» Data supplied
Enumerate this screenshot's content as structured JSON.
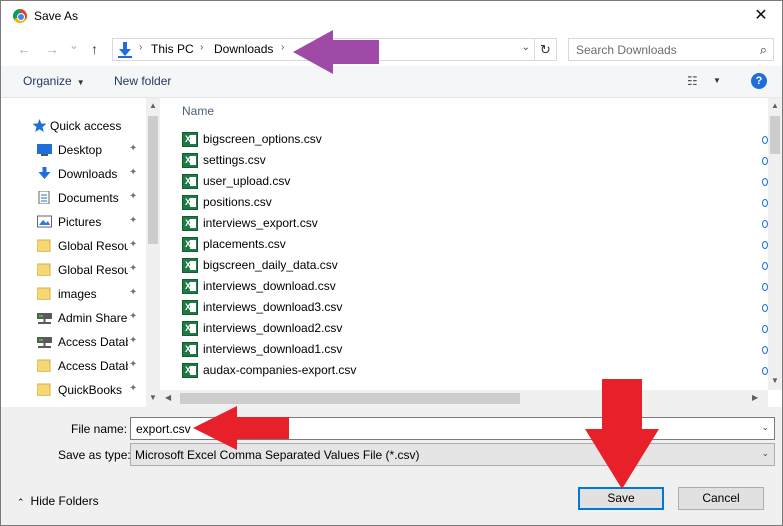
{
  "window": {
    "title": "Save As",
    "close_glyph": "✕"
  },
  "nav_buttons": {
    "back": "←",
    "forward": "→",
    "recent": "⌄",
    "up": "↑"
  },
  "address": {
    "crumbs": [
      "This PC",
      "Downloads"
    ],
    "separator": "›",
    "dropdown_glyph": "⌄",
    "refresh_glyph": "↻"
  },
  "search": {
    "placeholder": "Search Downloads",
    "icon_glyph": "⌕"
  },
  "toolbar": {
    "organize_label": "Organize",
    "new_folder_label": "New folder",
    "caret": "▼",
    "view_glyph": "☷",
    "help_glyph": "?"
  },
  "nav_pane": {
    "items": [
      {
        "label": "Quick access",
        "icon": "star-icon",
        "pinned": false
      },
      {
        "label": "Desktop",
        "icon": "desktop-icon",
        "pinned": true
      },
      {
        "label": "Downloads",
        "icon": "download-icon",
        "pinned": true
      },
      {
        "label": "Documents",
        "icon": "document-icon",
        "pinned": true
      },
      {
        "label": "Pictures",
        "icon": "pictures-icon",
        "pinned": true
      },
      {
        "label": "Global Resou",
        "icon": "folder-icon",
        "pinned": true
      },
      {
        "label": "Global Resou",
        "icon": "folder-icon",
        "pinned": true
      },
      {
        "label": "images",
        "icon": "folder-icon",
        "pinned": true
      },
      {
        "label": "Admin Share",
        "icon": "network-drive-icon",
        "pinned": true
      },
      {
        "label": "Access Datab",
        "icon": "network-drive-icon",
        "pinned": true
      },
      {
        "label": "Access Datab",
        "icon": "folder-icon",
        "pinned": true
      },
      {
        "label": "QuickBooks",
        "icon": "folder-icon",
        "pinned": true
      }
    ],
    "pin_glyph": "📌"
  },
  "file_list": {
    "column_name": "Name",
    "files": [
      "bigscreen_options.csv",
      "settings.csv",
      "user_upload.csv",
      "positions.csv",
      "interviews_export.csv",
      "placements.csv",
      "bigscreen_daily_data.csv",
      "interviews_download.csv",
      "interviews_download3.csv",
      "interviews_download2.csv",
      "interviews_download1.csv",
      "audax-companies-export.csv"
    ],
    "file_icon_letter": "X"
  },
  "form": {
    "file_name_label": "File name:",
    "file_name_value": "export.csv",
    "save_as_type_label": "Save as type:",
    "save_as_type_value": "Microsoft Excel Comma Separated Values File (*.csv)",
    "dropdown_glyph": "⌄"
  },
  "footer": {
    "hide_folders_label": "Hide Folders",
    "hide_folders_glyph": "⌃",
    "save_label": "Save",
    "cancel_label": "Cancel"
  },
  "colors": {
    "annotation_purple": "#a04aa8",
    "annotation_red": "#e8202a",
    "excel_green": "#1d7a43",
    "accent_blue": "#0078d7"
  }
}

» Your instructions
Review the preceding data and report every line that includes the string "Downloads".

» Task response
      "Downloads"
    "placeholder": "Search Downloads",
        "label": "Downloads",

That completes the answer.